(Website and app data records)
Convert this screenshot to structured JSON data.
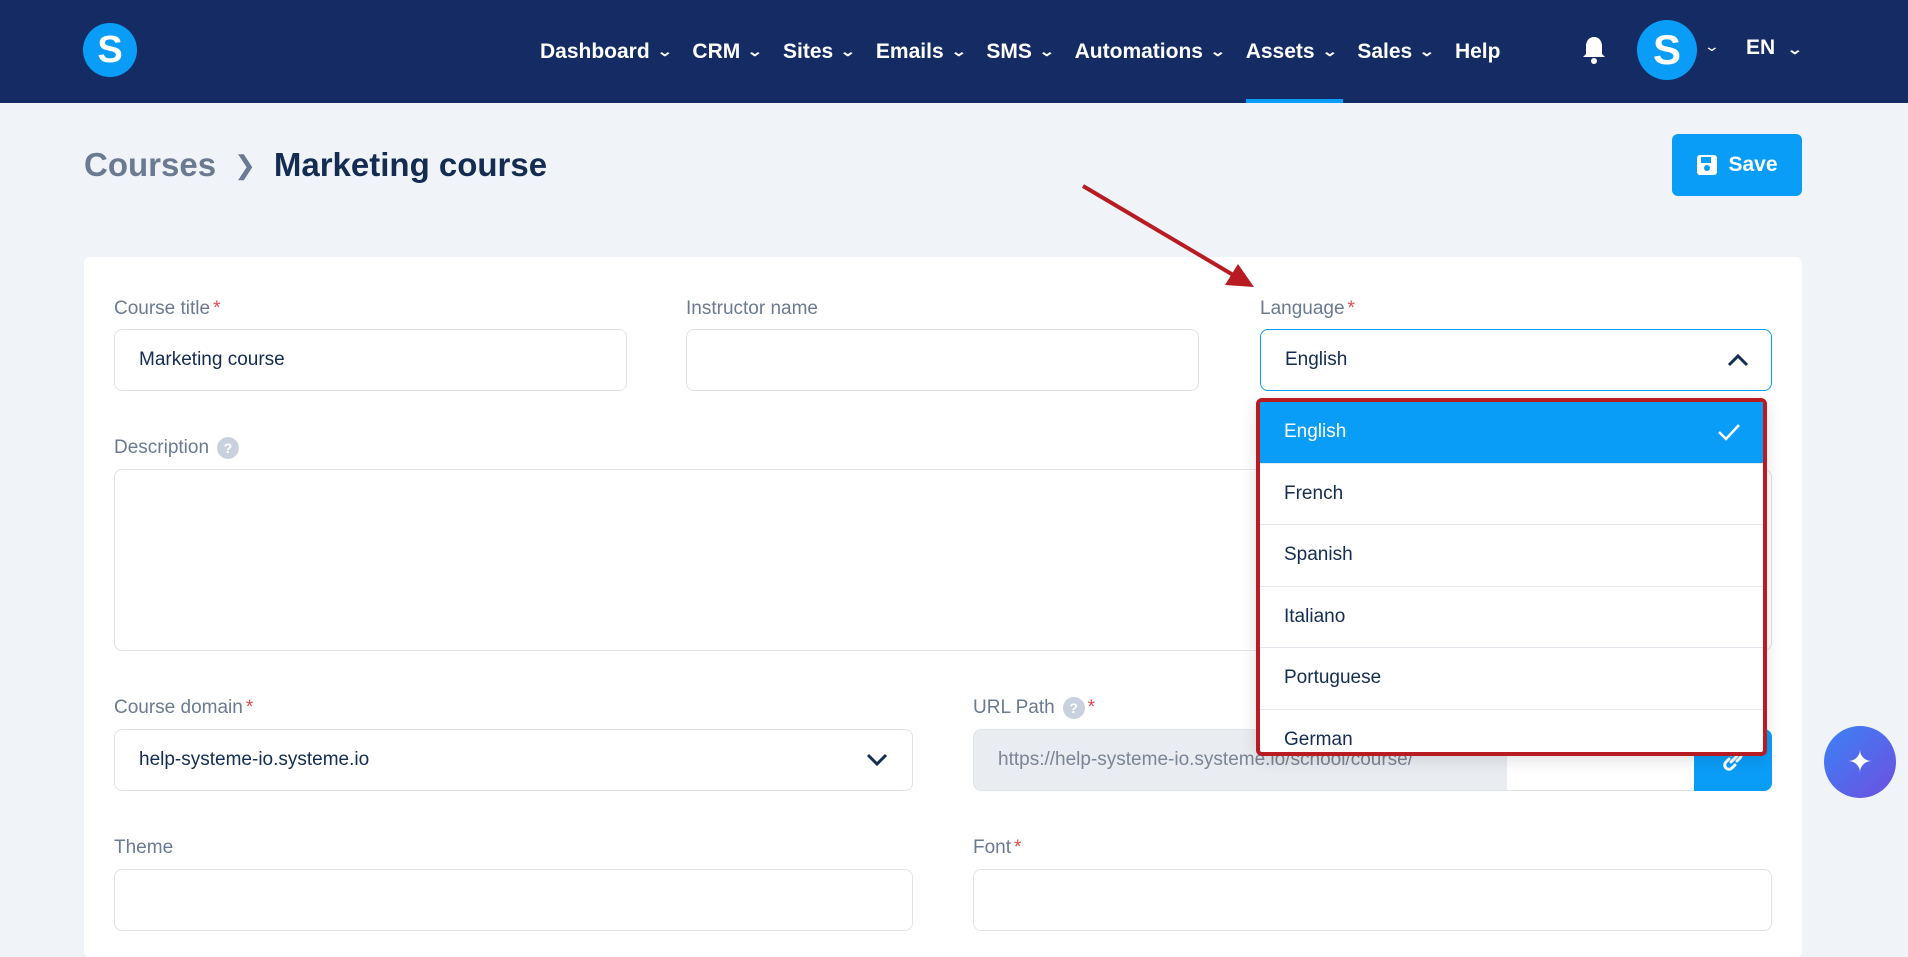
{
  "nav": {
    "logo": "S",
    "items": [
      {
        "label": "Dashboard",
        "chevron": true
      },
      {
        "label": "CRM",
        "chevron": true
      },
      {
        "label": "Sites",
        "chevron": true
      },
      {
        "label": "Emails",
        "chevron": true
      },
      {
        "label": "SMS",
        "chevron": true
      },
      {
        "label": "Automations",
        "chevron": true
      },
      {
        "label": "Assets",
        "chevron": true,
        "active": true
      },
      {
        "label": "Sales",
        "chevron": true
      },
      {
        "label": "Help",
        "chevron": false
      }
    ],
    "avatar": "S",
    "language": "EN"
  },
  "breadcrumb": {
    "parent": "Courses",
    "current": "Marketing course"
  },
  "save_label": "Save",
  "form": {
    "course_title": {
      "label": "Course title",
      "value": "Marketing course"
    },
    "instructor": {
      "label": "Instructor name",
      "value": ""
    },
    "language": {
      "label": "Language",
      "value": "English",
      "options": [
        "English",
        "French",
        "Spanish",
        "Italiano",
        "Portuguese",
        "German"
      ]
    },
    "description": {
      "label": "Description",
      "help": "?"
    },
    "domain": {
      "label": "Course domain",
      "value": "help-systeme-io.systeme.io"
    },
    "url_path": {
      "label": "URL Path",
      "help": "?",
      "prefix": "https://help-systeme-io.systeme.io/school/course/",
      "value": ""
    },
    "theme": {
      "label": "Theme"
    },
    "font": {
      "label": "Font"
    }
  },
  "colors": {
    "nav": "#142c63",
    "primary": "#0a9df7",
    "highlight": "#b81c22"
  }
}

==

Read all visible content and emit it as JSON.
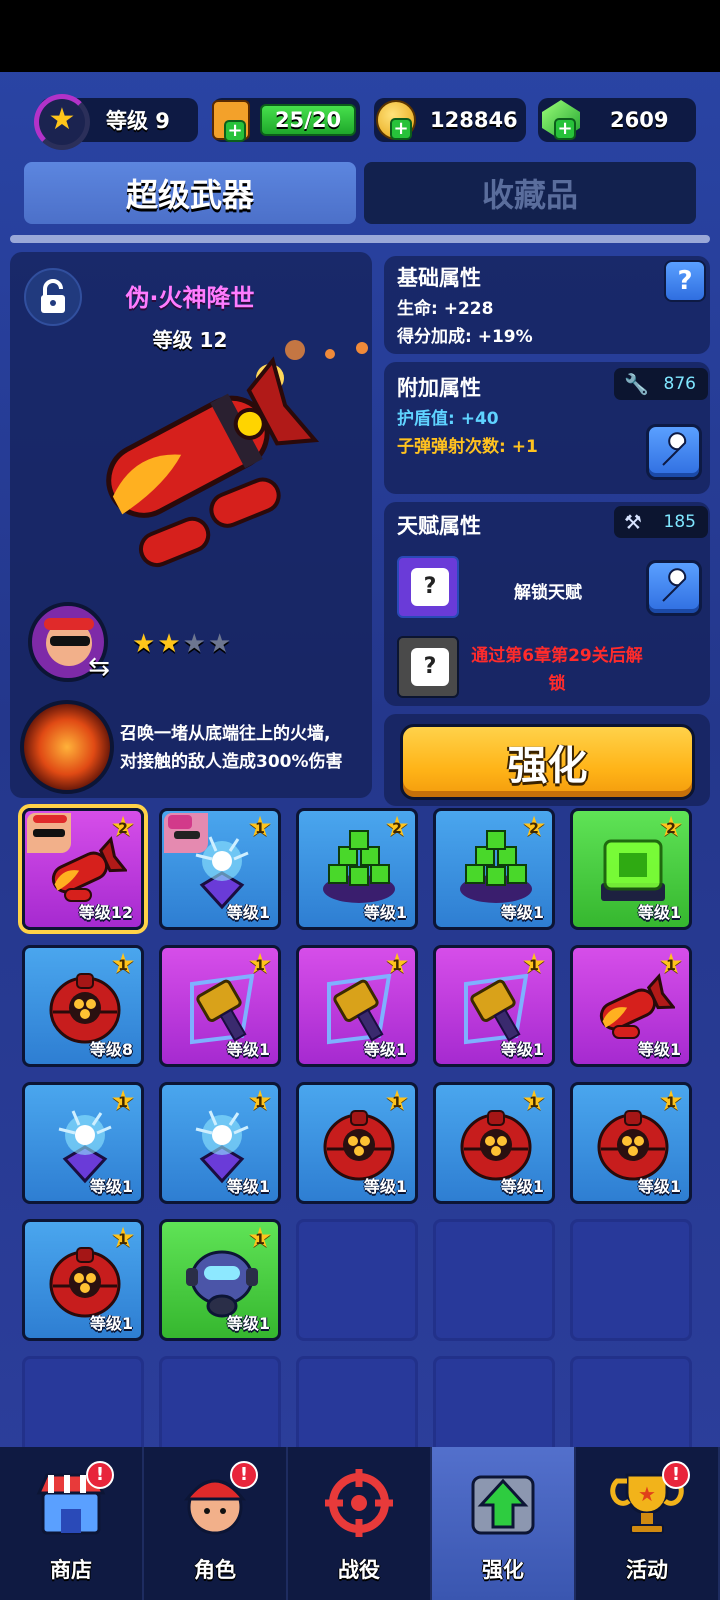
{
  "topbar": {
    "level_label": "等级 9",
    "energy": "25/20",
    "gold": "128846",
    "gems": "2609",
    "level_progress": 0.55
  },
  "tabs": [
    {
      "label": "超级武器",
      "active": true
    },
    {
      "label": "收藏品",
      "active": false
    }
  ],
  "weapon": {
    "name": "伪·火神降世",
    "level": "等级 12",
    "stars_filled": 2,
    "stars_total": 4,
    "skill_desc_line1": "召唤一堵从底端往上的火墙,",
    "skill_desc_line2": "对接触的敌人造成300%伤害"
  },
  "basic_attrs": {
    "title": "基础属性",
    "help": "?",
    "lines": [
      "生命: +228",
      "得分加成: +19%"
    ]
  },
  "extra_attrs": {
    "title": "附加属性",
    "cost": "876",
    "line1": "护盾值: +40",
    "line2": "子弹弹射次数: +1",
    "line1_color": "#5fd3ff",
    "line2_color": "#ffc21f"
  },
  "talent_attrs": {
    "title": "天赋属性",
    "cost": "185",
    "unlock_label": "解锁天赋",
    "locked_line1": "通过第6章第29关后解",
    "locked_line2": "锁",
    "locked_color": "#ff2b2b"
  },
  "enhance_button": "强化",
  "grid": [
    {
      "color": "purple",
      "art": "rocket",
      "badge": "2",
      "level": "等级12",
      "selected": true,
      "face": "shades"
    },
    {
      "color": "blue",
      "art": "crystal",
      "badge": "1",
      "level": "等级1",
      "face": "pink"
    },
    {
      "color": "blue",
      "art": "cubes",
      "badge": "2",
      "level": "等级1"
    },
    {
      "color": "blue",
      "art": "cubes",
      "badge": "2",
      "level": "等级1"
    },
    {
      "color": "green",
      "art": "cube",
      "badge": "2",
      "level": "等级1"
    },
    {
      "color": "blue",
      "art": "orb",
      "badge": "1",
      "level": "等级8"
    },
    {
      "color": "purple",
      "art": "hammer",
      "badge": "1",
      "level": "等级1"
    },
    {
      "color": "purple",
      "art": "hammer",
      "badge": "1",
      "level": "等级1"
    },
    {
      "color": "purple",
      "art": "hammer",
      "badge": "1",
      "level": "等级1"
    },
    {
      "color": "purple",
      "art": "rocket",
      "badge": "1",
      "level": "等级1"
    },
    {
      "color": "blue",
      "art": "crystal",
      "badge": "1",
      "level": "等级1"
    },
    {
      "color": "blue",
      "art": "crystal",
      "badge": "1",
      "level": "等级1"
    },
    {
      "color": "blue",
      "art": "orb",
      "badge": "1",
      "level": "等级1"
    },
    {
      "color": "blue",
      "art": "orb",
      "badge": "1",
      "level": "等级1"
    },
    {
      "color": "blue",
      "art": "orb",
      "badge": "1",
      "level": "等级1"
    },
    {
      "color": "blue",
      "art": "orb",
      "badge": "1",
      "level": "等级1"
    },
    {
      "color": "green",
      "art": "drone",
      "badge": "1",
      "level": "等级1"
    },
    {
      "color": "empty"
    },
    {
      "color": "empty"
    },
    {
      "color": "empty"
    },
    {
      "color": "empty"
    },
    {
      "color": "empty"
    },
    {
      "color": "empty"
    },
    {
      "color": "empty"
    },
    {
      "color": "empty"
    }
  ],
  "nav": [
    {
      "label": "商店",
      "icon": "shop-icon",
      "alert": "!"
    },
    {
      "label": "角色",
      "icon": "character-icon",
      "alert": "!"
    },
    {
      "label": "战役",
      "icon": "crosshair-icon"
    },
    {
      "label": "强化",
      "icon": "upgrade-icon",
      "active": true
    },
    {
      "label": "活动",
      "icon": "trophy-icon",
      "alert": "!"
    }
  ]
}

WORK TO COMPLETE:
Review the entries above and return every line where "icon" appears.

TASK OUTPUT:
      "icon": "shop-icon",
      "icon": "character-icon",
      "icon": "crosshair-icon"
      "icon": "upgrade-icon",
      "icon": "trophy-icon",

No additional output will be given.